A: Hard inquiries remain on your credit report for two years. However, their impact on your credit score usually lasts for about one year.
Q: Can you remove a hard inquiry from your credit report?
A: Removing a hard inquiry from your credit report can be challenging. In most cases, hard inquiries are legitimate and accurate information. However, if you believe an inquiry was made without your consent or is incorrect, you can dispute it with the credit bureaus.
Q: Do all hard inquiries affect your credit score?
A: No, not all hard inquiries affect your credit score. For example, when you check your own credit score or when a lender performs a pre-approval credit check, those inquiries are considered as soft inquiries and do not impact your credit score.

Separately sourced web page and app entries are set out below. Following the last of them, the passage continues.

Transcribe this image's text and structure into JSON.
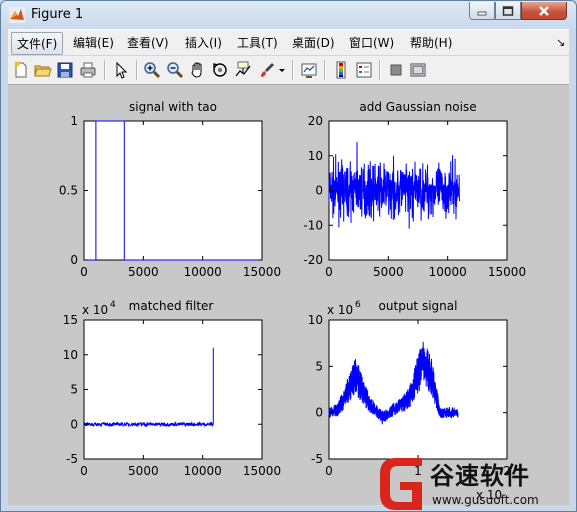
{
  "window": {
    "title": "Figure 1"
  },
  "menubar": {
    "items": [
      "文件(F)",
      "编辑(E)",
      "查看(V)",
      "插入(I)",
      "工具(T)",
      "桌面(D)",
      "窗口(W)",
      "帮助(H)"
    ],
    "overflow_glyph": "↘"
  },
  "toolbar": {
    "icons": [
      "new-figure-icon",
      "open-file-icon",
      "save-icon",
      "print-icon",
      "edit-plot-arrow-icon",
      "zoom-in-icon",
      "zoom-out-icon",
      "pan-hand-icon",
      "rotate-3d-icon",
      "data-cursor-icon",
      "brush-icon",
      "brush-dropdown-icon",
      "link-plot-icon",
      "insert-colorbar-icon",
      "insert-legend-icon",
      "hide-plot-tools-icon",
      "show-plot-tools-icon"
    ]
  },
  "colors": {
    "line": "#0000ff",
    "figure_bg": "#c8c8c8",
    "axes_bg": "#ffffff"
  },
  "chart_data": [
    {
      "type": "line",
      "title": "signal with tao",
      "xlim": [
        0,
        15000
      ],
      "ylim": [
        0,
        1
      ],
      "xticks": [
        "0",
        "5000",
        "10000",
        "15000"
      ],
      "yticks": [
        "0",
        "0.5",
        "1"
      ],
      "x": [
        0,
        1000,
        1000,
        3400,
        3400,
        15000
      ],
      "y": [
        0,
        0,
        1,
        1,
        0,
        0
      ]
    },
    {
      "type": "line",
      "title": "add Gaussian noise",
      "xlim": [
        0,
        15000
      ],
      "ylim": [
        -20,
        20
      ],
      "xticks": [
        "0",
        "5000",
        "10000",
        "15000"
      ],
      "yticks": [
        "-20",
        "-10",
        "0",
        "10",
        "20"
      ],
      "noise_x_range": [
        0,
        11000
      ],
      "noise_band": [
        -8,
        8
      ],
      "noise_peaks": [
        -11,
        14
      ]
    },
    {
      "type": "line",
      "title": "matched filter",
      "exponent": "4",
      "xlim": [
        0,
        15000
      ],
      "ylim": [
        -5,
        15
      ],
      "xticks": [
        "0",
        "5000",
        "10000",
        "15000"
      ],
      "yticks": [
        "-5",
        "0",
        "5",
        "10",
        "15"
      ],
      "baseline": 0,
      "x_end": 10900,
      "spike_value": 11
    },
    {
      "type": "line",
      "title": "output signal",
      "exponent": "6",
      "xlim": [
        0,
        2
      ],
      "ylim": [
        -5,
        10
      ],
      "xticks": [
        "0",
        "1",
        "2"
      ],
      "yticks": [
        "-5",
        "0",
        "5",
        "10"
      ],
      "x_exponent_label": "x 10",
      "envelope": [
        [
          0,
          0
        ],
        [
          0.1,
          0.3
        ],
        [
          0.3,
          4
        ],
        [
          0.45,
          1
        ],
        [
          0.6,
          -0.5
        ],
        [
          0.9,
          1.5
        ],
        [
          1.05,
          5.5
        ],
        [
          1.15,
          4
        ],
        [
          1.25,
          0
        ],
        [
          1.45,
          0
        ]
      ]
    }
  ],
  "watermark": {
    "brand": "谷速软件",
    "url": "www.gusuoft.com"
  }
}
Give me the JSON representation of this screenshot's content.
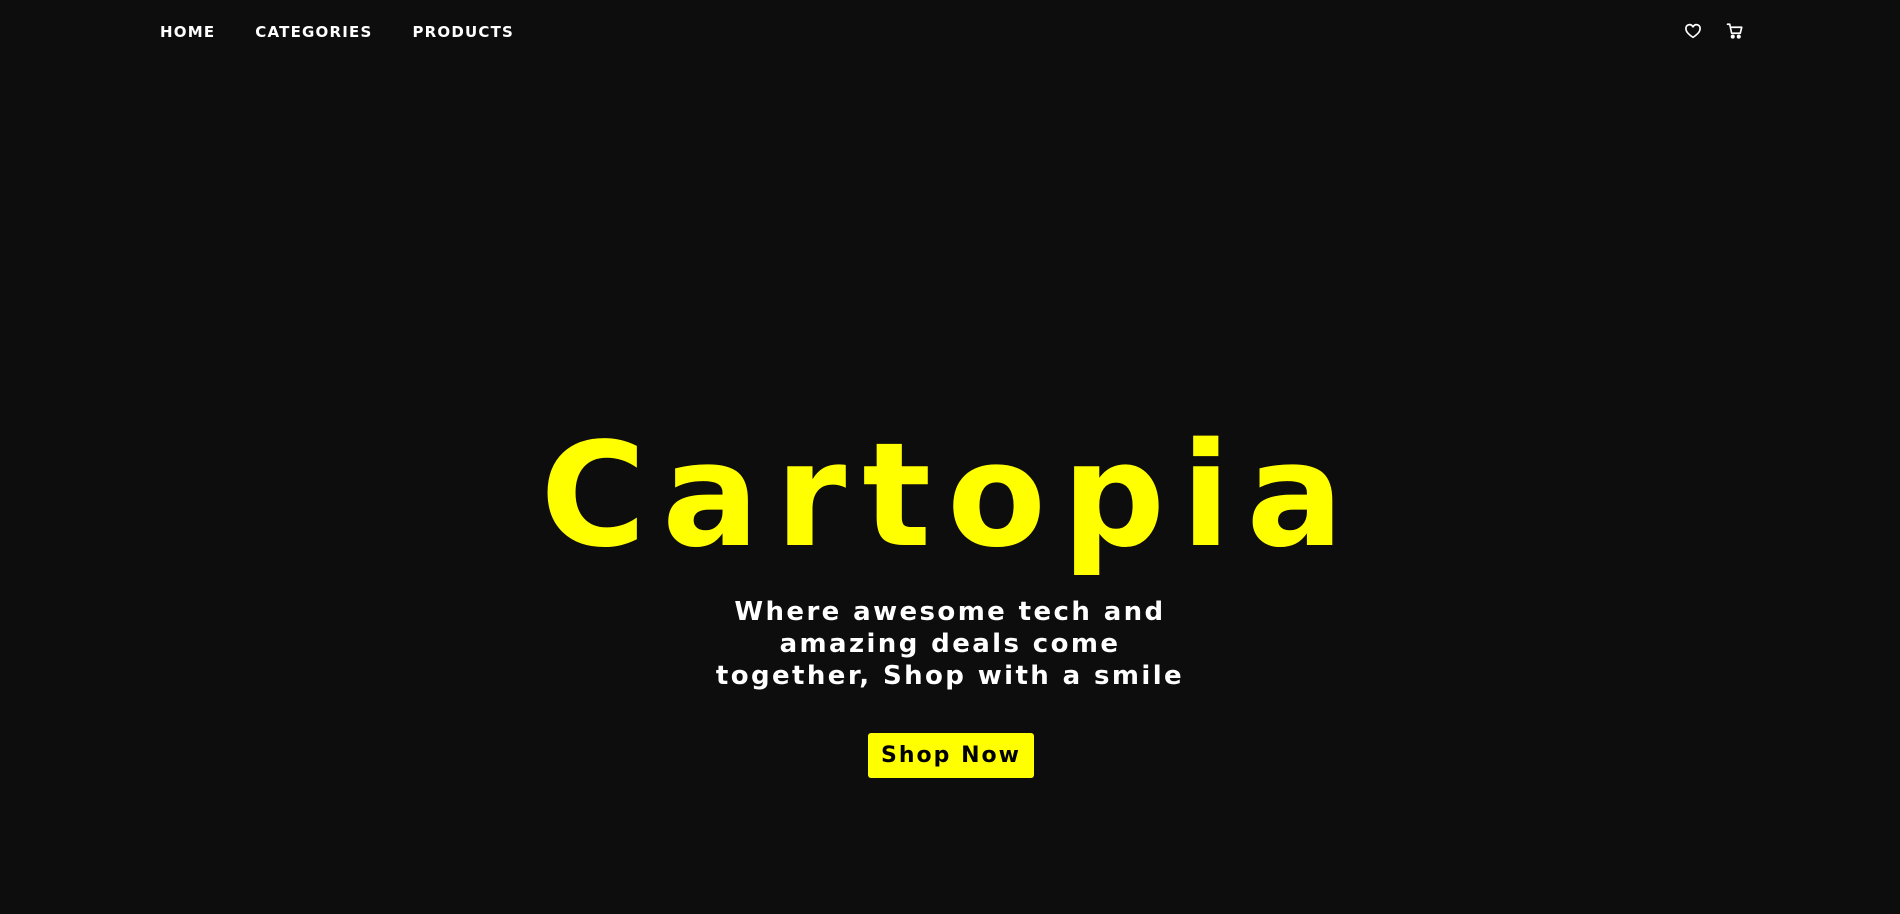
{
  "nav": {
    "links": [
      {
        "label": "HOME"
      },
      {
        "label": "CATEGORIES"
      },
      {
        "label": "PRODUCTS"
      }
    ],
    "icons": [
      {
        "name": "heart-icon"
      },
      {
        "name": "cart-icon"
      }
    ]
  },
  "hero": {
    "brand": "Cartopia",
    "tagline_lines": [
      "Where awesome tech and",
      "amazing deals come",
      "together, Shop with a smile"
    ],
    "cta_label": "Shop Now"
  },
  "colors": {
    "background": "#0d0d0d",
    "accent": "#ffff00",
    "text": "#ffffff",
    "button_text": "#000000"
  }
}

Q: How can I minimize the impact of hard inquiries on my credit score?
A: While it’s difficult to avoid hard inquiries completely, you can minimize their impact by spacing out your credit applications. Applying for multiple types of credit within a short period can signal to lenders that you are desperate for credit.
While hard inquiries have a temporary impact on your credit score, the actual number of points they deduct can vary depending on several factors. It is important to maintain a healthy credit profile by managing your credit responsibly and being mindful of the number of credit applications you make. By understanding how hard inquiries affect your credit score, you can make informed decisions to protect and improve your creditworthiness in the long run.